→ WHAT TO DO: Filter on the word "placeholder": copy each matching line from the listing below.

___ SOURCE DATA ___

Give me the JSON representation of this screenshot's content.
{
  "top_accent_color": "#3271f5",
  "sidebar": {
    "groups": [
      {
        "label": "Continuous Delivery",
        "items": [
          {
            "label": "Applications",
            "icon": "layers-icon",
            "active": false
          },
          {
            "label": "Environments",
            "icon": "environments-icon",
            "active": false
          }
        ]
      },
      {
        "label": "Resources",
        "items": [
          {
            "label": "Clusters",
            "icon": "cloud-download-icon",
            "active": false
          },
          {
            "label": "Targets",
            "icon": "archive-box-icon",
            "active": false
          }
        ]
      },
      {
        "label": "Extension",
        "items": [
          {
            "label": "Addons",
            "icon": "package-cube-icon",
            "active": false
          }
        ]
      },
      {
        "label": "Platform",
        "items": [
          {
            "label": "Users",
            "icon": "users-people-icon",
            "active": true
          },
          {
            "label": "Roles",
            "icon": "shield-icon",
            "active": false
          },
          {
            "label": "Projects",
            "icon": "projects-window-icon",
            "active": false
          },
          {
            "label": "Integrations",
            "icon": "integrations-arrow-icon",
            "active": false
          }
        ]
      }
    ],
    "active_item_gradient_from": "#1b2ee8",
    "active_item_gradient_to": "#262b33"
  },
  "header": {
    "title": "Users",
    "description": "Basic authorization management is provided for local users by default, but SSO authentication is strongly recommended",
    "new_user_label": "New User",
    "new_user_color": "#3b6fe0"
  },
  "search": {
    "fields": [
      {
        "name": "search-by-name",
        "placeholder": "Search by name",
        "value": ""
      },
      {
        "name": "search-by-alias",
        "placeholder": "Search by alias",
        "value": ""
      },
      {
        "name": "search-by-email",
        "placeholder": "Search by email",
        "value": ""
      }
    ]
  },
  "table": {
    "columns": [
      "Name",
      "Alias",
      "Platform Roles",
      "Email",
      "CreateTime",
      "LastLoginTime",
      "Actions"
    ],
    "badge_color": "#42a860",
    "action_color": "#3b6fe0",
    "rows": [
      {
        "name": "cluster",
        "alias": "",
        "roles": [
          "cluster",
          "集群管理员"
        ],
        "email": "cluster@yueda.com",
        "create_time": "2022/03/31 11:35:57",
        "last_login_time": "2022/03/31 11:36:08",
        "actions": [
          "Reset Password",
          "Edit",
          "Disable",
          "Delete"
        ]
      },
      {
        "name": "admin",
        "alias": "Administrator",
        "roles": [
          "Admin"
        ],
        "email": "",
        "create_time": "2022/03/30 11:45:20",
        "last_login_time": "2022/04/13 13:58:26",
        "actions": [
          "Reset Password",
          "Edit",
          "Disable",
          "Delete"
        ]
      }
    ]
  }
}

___

→ RESPONSE TO THE TASK:
        "placeholder": "Search by name",
        "placeholder": "Search by alias",
        "placeholder": "Search by email",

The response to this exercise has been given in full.